● Required work
Provide only the number of lines in the listing that contain the word "callout".

▼

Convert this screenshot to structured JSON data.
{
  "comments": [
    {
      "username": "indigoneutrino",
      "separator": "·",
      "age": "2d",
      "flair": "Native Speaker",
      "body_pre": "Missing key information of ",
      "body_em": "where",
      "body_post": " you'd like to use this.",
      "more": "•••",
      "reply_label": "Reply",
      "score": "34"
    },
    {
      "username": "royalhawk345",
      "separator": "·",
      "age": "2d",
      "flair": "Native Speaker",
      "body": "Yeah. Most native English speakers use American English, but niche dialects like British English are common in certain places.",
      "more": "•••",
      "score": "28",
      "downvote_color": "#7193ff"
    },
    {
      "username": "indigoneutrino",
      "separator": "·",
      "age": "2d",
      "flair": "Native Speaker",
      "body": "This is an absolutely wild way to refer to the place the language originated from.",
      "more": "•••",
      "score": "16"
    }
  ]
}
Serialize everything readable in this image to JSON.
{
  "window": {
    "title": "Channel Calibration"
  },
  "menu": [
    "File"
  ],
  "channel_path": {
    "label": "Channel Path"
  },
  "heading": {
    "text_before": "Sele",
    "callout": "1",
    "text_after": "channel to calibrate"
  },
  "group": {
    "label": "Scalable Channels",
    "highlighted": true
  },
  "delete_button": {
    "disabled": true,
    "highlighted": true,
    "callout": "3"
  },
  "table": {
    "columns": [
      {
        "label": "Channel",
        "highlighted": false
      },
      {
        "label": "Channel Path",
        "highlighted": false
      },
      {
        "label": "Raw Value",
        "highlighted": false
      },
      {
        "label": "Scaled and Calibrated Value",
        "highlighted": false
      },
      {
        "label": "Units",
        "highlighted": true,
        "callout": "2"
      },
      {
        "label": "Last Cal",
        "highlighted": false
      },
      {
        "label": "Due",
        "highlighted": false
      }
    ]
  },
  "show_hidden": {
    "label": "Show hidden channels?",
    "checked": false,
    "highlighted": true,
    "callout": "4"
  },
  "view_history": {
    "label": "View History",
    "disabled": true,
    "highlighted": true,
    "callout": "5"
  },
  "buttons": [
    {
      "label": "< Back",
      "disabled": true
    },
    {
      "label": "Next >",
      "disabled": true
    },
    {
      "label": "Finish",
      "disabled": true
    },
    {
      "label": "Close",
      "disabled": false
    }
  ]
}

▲

● Your solution
5